Deurajō was the main castle of the Izūra Clan (same characters, different reading), which initialy served Murakami Yoshikiyo, and was a clan integral to the Murakami's early expansion. The Izūra fled with Murakami Yoshikiyo to Echigo, and would later return and serve the Sanada Clan, at which time Izūra Morikiyo may have been castellan. It is said that Minamoto Morikiyo, the progenitor of the Murakami Clan, first lived in Shinano in a residence at the foot of this castle. After Takeda Shingen's take-over of Murakami territory, it is possible he renovated Deurajō as a castle to defend against Uesugi Kenshin. The castle continued to be used and perhaps modified even after the fall of the Takeda Clan when the Uesugi Clan re-contested the area.
Deurajō, also called Ideurajō because, I think, nobody knows the actual reading, is a fantastic Sengoku-jidai yamajiro (medieval mountaintop castle) ruin. It has some interesting features and quirky parts, and has a fair bit to explore. However, it does happen to be located on what we'll call 'Death Mountain', which is unfortunate for those attacking it - like me - but a very favourable situation from the castle's perspective. The mountain actually has several names so 'Death Mountain' can be another one, though the locals call it Jizai-san (officially it is Iwaidōsan, and people in Sarashina call it Karakasayama due to its shape, a karakasa being a traditional dome-shaped umbrella made from bamboo strips and paper or other light materials). The climb up Death Mountain is a daunting one, and the struggle begins even before one arrives as the mountain's mighty and imposing shape promises to be an absolute menace as it looms above (the mountains in this area sure are brutal; another castle mount associated with the Murakami Clan is Kokuzōsan, north of Ueda, which, because there are many mountains with that name, including north of Matsumoto in Aida, I nicknamed 'Mount Doom'). The trail... if it can be called that, begins in earnest at Jizai-jinja, Uwadaira (上平) -- yeah, I said "Uwā" when I saw those stairs because one has to climb an endless series of stone steps to reach the shrine. The monotonous climb to the shrine hall turns into an exciting and rugged trail to get up the mountain itself. The trail is busted in places and one has to sort of just pick one's way through rocks. Other sections include nothing but a steep slope with ropes hanging down from tree trunks. Coming up from the south here will mean that the bold adventurer will suddenly come across the main bailey of Deurajō.

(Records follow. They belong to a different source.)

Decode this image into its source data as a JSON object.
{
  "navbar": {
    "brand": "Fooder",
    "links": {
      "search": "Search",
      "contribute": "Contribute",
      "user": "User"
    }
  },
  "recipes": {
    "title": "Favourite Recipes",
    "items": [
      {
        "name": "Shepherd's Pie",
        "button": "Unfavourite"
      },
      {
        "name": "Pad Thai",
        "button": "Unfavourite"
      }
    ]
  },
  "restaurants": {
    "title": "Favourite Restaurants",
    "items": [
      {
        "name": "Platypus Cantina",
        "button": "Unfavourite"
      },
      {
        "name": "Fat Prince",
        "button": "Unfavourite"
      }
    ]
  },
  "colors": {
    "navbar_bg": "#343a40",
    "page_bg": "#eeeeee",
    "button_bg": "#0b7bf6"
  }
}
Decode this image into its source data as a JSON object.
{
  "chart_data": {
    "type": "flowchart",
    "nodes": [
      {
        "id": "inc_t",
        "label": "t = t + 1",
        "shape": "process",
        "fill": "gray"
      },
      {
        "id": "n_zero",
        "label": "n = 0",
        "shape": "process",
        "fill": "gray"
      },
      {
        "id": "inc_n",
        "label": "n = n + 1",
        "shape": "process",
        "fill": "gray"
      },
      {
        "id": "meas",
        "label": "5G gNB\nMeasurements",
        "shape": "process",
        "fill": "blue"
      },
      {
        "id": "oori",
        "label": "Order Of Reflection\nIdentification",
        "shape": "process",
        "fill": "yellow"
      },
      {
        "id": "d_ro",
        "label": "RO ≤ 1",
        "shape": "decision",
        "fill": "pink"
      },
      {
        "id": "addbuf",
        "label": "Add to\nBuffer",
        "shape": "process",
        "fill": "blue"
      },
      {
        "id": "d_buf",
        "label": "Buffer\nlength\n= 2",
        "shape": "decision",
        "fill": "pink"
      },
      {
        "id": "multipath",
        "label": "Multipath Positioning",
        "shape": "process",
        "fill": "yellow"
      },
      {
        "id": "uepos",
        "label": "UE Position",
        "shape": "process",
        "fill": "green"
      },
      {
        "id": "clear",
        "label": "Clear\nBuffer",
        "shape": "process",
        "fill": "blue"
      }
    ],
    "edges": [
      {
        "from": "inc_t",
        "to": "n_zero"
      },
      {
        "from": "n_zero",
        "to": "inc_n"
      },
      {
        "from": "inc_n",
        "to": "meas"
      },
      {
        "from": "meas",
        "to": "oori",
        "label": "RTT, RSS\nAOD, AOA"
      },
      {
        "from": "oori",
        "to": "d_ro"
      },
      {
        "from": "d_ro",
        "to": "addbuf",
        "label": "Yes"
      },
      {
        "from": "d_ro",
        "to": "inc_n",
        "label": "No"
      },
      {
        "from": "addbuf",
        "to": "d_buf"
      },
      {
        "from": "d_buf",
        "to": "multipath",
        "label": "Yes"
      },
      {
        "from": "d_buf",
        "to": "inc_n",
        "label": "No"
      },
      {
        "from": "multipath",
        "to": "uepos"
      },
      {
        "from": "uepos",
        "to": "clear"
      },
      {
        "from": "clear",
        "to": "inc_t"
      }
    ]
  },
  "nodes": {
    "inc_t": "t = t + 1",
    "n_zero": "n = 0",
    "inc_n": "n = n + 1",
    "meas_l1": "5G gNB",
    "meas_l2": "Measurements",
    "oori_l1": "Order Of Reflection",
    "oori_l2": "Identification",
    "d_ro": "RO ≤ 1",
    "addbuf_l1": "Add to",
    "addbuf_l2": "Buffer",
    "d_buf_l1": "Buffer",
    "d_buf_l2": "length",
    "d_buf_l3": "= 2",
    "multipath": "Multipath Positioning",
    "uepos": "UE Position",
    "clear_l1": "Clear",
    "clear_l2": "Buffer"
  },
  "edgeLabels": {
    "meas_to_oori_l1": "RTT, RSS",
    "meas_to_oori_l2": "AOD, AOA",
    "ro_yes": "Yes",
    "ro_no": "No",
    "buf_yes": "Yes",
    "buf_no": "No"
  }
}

Deurajō has a well preserved shukuruwa (main bailey) surrounded on all sides by dorui (earthen ramparts). There are a couple of well ruins in the shukuruwa. A karabori (dry moat) wraps around the shukuruwa, becoming a tatebori (climbing moat) on the eastern slope, and a terraced bailey to the south. To the north side there is another karabori and the two are separated by dorui. There is tall dorui all around these karabori too. It is such a fine complex of karabori that if one was suddenly teleported here one might for a moment think they were at one of the great medieval plains castles of Kantō. The castle ruins expand toward the west in a series of terraced baileys which stagger the mount's less severe western slope. Between the second and third bailey is another section of karabori and dorui. The castle's ôte (main path) appears to be combined with a steep, long tatebori. To the northwest of the shukuruwa and third bailey are convincing tatebori which invite one to fall into and have a bad day.
Hitherto described features constitute the main portion of the castle, but there are extra ruins below. One will have to back-track to see these but I'm glad I did. As the ridge descends it is split by three horikiri. The first struck me as being most forceful where it became a tatebori, and there was a bailey space here too. The second horikiri is deep and wide, and the largest trench at the castle. It is a double trench, having a smaller satellite trench beneath, with a berm in between them. There is a final trench after the ridge descends somewhat more toward the place where it levels out and begins climbing again to connect with other sibling mountains beyond. This last trench is solid. I also noticed that to the northwest was a large flattened area. Is this natural? Was it a place to muster troops? It wasn't on my map (by Yogo-sensei).
|English Name||Deura Castle|
|Year Founded||Late Heian Period|
|Castle Condition||Ruins only|
|Designations||Local Historic Site|
|Historical Period||Pre Edo Period|
|Artifacts||Karabori, Dorui, Tatebori, Ohte, Horikiri, Kuruwa, &c.|
|Access||Sakaki Station on the Shinano Railway; 45 minute walk to trailhead|
|Visitor Information||24/7 free; mountain|
|Time Required||120 minutes|
|Location||Sakaki, Nagano Prefecture|
|Coordinates||36° 27' 10.69" N, 138° 9' 13.86" E|
|Added to Jcastle||2022|
|Admin Year Visited||Viewer Contributed|
|Friends of JCastle|